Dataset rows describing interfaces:
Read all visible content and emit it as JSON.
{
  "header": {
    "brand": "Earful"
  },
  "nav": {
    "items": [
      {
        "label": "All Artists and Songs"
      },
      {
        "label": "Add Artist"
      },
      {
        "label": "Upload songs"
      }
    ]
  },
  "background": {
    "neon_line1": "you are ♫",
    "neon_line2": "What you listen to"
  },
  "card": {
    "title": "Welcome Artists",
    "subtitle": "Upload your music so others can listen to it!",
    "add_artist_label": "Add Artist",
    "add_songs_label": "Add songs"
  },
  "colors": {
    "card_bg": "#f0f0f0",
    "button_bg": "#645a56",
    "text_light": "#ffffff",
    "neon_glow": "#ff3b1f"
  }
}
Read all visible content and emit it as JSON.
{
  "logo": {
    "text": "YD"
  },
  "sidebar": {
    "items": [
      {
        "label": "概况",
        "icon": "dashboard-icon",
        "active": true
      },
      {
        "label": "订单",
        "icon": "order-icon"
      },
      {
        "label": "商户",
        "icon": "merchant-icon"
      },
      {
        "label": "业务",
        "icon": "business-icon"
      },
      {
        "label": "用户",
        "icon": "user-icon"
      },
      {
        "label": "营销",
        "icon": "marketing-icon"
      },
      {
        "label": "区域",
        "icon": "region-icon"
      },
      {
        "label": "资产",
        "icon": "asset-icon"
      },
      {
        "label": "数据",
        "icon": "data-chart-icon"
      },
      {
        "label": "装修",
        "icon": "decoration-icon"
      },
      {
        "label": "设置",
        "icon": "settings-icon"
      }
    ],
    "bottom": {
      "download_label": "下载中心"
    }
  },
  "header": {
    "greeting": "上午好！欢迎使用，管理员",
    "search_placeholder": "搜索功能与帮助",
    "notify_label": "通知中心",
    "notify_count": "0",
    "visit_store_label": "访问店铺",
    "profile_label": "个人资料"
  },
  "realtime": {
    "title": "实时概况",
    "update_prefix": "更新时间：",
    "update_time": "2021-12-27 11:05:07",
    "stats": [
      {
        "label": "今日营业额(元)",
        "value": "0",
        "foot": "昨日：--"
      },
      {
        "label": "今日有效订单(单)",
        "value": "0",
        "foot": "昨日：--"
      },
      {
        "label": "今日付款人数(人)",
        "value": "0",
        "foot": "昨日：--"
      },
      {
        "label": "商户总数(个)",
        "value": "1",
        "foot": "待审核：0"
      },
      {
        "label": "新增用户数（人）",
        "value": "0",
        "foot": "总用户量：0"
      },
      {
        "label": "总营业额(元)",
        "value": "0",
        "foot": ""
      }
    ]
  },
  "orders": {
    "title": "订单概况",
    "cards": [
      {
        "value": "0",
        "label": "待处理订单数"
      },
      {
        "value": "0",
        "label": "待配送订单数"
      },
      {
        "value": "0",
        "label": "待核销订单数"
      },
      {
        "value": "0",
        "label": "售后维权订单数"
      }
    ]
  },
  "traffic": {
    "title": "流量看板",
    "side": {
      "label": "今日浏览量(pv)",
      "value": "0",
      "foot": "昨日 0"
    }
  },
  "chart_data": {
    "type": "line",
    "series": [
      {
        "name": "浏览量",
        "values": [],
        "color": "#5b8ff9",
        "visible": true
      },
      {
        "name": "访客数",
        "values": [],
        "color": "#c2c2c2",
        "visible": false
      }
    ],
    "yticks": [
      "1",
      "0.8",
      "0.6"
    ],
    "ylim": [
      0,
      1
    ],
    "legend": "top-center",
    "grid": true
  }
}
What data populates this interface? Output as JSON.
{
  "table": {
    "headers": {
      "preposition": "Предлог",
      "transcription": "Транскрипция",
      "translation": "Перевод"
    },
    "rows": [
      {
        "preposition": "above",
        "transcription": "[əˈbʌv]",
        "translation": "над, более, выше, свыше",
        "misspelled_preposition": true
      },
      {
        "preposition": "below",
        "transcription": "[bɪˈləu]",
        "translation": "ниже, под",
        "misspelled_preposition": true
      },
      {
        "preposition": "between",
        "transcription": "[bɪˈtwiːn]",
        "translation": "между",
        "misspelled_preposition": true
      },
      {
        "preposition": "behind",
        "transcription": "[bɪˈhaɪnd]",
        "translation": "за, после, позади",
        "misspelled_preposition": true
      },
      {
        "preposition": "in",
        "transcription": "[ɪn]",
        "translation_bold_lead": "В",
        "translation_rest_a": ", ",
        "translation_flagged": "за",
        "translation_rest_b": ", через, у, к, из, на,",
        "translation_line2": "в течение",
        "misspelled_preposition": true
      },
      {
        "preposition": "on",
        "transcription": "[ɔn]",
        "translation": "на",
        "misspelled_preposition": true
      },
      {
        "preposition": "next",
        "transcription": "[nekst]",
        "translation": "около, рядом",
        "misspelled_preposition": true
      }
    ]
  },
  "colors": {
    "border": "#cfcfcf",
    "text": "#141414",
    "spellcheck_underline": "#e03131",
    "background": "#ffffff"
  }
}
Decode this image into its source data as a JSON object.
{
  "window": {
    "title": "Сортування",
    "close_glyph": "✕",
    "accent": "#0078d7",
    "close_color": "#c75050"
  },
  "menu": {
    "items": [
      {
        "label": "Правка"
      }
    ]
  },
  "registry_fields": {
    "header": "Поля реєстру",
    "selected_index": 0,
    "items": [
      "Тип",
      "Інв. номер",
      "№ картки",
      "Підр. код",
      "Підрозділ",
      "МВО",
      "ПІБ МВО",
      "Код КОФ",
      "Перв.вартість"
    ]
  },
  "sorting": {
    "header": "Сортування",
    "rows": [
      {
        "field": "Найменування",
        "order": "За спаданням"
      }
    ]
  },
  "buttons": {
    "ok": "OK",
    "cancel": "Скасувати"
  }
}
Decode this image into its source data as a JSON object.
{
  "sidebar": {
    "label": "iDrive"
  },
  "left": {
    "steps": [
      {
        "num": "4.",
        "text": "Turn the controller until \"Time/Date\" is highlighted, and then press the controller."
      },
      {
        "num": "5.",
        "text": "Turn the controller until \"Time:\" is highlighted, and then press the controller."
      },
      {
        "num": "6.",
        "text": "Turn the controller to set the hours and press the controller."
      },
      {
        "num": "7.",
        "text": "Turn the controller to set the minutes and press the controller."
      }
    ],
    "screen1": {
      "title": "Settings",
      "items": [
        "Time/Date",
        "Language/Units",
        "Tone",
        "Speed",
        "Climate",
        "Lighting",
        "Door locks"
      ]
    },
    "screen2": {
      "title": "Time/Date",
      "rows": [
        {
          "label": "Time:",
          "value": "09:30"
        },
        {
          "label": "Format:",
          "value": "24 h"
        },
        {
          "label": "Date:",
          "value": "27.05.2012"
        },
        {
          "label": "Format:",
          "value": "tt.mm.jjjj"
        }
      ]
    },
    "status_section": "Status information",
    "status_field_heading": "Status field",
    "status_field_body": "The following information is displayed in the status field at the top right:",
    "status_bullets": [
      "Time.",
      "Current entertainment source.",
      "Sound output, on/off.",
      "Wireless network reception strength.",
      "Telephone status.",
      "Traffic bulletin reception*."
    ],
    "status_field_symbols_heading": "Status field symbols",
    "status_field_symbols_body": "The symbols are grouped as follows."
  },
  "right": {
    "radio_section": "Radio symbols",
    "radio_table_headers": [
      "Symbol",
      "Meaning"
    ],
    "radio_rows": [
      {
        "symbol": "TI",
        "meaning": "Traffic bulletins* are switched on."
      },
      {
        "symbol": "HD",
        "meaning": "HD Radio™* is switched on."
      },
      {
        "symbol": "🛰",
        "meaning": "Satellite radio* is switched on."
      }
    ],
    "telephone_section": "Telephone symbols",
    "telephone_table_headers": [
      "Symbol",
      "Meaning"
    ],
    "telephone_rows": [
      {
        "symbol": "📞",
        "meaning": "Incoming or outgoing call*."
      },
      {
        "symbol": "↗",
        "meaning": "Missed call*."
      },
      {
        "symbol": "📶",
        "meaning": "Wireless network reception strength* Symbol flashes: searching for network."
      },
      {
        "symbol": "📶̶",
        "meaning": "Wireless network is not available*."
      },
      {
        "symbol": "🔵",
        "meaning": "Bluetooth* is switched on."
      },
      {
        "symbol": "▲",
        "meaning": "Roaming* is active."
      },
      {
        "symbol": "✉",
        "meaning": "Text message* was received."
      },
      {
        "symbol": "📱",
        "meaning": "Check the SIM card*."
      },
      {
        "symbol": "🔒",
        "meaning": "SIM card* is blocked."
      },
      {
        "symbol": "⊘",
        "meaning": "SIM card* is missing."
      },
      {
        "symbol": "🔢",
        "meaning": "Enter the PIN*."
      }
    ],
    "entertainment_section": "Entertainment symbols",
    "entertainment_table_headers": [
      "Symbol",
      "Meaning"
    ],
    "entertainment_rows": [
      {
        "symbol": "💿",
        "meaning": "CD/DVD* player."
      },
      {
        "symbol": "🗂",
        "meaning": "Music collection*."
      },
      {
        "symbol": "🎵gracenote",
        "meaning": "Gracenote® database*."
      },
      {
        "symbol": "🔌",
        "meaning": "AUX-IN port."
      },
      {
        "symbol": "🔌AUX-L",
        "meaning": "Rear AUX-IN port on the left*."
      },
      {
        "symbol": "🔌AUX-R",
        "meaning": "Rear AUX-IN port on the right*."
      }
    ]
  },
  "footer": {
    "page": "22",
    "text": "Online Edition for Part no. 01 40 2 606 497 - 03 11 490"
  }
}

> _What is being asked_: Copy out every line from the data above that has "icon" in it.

> _Written response_:
        "icon": "dashboard-icon",
        "icon": "order-icon"
        "icon": "merchant-icon"
        "icon": "business-icon"
        "icon": "user-icon"
        "icon": "marketing-icon"
        "icon": "region-icon"
        "icon": "asset-icon"
        "icon": "data-chart-icon"
        "icon": "decoration-icon"
        "icon": "settings-icon"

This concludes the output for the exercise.